Representatives of jockeys' organizations from around the world gathered at Monmouth Park Sept. 13 for the first session of a two-day meeting of the International Conference on Health, Safety, and Welfare of Jockeys.
Medical professionals and jockey advocates discussed matters including insurance for jockeys riding overseas, research into concussions and spinal cord injuries, and setting minimum weights for apprentice jockeys.
And as is often the case at international racing gatherings, the differences between the United States and the rest of the world were striking.
In Ireland, Britain, France, and Australia, a central racing authority sets the minimum weight at which an apprentice jockey can ride in an attempt to minimize risky behaviors such as "flipping" (regurgitating), forgoing food and water, and sweating to the point of dehydration in order to make weight. Benoit le Masson, chief medical adviser of France Galop, told the participants that if a trainer tries to name a jockey at a weight below the minimum set for that individual, a pop-up notice on the screen will prevent the trainer from doing so.
In contrast to those countries, Robert Colton, the director of the Delaware Jockeys' Association, presented what he called an "alternative view," He suggested that setting a minimum would not address the larger issues involved in jockey weight, such as the health of the riders; the issue of supply and demand for jockeys and horses, given the decline in horse population and number of starts per horse; and the inconsistency of procedures for weighing in and out in different racing jurisdictions.

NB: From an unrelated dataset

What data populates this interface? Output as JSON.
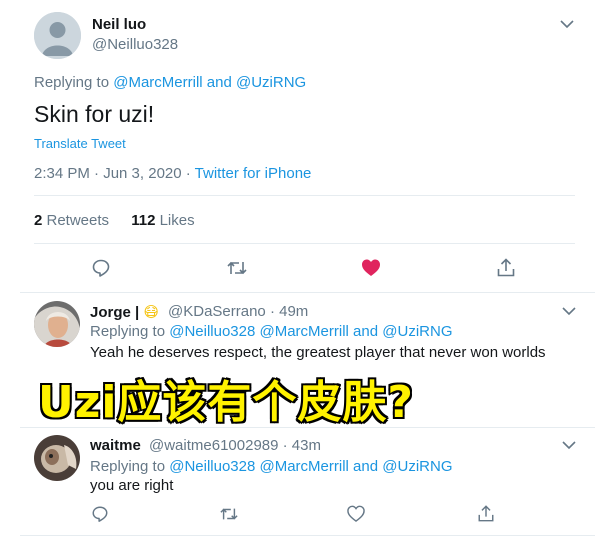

Colton suggested that there are more than enough riders who are able to make weights as they are currently set, and that a reduction in jockey colonies would be appropriate, given the reduction in racing starts. Although he did not discount setting a minimum weight, he posited that improving jockey nutrition and exercise habits should also be considered.
One of the day's most detailed discussions centered on the issue of insurance for jockeys. Dennis Egan, chief executive of the Irish Turf Club and the conference chairman, put forth three proposals specifically relating to jockeys who travel to countries outside their home base to race. There is a critical need, said Egan, for jockeys to travel with insurance in the event that they are injured, if only so they have the resources to return to their home country. He called for racing jurisdictions to require as a condition of licensing that jockeys carry a minimum level of travel insurance; that they be required to maintain a minimum level of travel insurance; and that the minimum level should be agreed upon internationally.
While most of those present expressed support for the proposals, several participants declined to endorse them wholly, citing the lack of information about the availability of such insurance and its cost.
Terry Meyocks, the national manager of the Jockeys' Guild, was among those who pressed for more information before endorsing the proposals, but he was unstinting in his criticism of jockeys' situation in this country, as compared to their international counterparts.
"We're behind the eight ball," he said, noting that several organizations that exist to support injured jockeys, such as The Jockey Club Safety Net Foundation and the Permanently Disabled Jockeys Fund, rely on fundraising initiatives and donations and lack a reliable, permanent funding stream. The need for such funding is illustrated, he said, by the case of paralyzed jockey Jacky Martin, whose medical expenses far exceed his resources and those provided to him by jockeys' organizations.
Meyocks also said that U.S. mount fees are lower than they are in the rest of the world, an assertion supported by Paul Struthers of Great Britain's Professional Jockeys Association.
"Our concerns [in Great Britain]," Struthers said, "pale in comparison [to those in the U.S.]."
The conference continues on Saturday with scheduled presentations on nutrition and hydration, synthetic surfaces, and safety equipment.